Could you please find each line in the records that contains the word "JSON" and copy it?

"""

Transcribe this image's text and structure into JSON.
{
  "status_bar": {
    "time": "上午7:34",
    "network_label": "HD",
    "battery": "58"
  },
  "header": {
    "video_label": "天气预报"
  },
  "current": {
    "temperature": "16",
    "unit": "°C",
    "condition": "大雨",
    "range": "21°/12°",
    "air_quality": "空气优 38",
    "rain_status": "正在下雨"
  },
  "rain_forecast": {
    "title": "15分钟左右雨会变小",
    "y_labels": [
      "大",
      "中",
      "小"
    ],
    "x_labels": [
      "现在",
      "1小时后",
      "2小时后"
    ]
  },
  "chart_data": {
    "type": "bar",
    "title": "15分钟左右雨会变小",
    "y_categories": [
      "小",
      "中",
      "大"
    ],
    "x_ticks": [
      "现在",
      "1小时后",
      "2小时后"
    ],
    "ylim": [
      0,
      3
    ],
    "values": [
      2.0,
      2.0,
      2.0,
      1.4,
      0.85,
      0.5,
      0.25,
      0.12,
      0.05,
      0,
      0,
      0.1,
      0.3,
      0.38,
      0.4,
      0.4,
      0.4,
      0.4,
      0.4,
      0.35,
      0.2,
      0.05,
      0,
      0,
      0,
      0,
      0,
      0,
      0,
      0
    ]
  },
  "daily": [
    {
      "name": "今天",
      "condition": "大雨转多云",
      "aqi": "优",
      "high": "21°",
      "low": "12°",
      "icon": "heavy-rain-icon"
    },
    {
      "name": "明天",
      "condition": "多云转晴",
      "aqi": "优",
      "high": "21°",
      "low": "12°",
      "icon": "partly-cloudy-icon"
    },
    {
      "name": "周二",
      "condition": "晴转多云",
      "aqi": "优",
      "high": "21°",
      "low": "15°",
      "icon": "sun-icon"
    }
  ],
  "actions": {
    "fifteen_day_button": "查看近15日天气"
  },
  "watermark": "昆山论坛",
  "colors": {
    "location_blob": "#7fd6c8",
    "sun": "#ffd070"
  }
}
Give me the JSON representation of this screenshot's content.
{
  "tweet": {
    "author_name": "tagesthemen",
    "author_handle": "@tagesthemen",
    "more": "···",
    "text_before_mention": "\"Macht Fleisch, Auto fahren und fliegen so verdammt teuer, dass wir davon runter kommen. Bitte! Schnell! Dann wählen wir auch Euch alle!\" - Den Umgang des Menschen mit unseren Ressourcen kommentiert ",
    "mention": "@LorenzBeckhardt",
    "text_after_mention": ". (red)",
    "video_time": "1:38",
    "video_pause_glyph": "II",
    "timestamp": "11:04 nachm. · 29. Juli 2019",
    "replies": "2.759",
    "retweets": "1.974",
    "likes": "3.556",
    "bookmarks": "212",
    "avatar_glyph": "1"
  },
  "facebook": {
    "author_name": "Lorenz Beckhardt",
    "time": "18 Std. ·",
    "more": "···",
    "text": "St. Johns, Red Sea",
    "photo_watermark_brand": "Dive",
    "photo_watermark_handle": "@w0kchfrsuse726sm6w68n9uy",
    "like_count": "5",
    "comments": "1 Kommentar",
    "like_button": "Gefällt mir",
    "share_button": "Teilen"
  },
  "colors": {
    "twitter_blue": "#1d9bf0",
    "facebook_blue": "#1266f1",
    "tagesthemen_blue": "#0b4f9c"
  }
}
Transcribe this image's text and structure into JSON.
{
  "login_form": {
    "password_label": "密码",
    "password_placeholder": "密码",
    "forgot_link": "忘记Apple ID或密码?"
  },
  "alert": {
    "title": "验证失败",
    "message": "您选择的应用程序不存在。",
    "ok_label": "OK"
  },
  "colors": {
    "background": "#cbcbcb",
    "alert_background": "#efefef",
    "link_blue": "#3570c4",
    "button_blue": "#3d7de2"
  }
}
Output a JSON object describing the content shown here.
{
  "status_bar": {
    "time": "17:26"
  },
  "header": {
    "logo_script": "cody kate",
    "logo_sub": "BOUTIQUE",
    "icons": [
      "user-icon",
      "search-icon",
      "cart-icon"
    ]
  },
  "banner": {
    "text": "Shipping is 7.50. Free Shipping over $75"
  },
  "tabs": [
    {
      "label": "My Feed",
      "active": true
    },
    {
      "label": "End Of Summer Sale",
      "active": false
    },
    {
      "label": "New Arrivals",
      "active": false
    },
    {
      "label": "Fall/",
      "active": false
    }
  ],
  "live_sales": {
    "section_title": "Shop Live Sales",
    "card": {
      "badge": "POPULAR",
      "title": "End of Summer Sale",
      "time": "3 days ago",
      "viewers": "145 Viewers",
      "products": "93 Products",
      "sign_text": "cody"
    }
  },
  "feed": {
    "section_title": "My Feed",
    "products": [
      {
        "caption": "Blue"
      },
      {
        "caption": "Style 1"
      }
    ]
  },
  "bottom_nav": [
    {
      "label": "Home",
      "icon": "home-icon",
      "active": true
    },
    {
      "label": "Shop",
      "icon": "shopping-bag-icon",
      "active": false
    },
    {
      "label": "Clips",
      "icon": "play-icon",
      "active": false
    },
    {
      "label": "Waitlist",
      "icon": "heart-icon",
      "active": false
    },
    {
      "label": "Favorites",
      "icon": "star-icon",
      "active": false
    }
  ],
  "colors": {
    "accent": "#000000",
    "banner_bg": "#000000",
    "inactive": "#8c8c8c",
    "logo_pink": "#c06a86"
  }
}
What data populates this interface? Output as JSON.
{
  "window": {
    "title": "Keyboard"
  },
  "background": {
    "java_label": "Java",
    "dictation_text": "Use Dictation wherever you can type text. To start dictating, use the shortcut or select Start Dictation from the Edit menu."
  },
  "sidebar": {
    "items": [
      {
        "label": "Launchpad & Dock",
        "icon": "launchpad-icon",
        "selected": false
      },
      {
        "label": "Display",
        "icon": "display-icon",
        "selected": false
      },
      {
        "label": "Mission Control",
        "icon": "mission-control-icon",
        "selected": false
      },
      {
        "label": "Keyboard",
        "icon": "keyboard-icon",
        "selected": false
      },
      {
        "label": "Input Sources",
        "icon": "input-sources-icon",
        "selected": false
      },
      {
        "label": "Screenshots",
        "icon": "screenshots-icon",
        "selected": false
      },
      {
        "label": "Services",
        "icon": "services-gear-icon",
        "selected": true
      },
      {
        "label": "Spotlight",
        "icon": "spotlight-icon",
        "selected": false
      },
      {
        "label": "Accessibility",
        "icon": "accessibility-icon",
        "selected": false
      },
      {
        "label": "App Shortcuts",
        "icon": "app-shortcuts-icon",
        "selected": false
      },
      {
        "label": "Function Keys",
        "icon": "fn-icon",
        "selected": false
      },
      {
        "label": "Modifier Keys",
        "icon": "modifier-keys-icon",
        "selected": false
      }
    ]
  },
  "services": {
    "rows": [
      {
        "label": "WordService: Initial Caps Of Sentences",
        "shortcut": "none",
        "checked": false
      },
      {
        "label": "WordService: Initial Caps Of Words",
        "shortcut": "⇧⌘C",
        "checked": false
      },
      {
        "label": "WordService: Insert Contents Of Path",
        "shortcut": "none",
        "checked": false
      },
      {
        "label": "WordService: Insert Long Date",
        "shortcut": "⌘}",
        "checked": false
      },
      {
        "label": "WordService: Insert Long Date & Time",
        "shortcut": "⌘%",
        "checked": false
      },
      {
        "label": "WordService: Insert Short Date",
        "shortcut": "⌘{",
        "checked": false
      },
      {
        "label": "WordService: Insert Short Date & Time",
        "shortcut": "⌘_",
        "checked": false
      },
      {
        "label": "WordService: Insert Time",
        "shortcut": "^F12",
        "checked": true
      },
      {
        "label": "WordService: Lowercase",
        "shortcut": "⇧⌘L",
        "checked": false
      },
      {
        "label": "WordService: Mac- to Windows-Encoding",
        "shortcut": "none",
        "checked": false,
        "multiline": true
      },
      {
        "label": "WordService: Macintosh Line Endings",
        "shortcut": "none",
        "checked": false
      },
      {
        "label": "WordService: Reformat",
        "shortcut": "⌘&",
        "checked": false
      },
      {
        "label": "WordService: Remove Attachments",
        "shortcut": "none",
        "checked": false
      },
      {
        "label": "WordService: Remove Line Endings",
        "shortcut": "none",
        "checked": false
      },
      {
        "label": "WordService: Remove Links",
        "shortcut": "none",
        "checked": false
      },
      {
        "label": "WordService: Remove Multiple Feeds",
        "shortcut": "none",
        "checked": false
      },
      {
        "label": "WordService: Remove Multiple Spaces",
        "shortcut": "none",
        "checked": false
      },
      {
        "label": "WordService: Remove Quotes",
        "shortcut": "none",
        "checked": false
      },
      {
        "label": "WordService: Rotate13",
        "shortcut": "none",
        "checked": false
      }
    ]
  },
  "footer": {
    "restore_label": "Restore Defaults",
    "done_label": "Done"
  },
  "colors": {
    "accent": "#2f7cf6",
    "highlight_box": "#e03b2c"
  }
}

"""

The completed task ::
Transcribe this image's text and structure into JSON.
Give me the JSON representation of this screenshot's content.
Transcribe this image's text and structure into JSON.
Output a JSON object describing the content shown here.
What data populates this interface? Output as JSON.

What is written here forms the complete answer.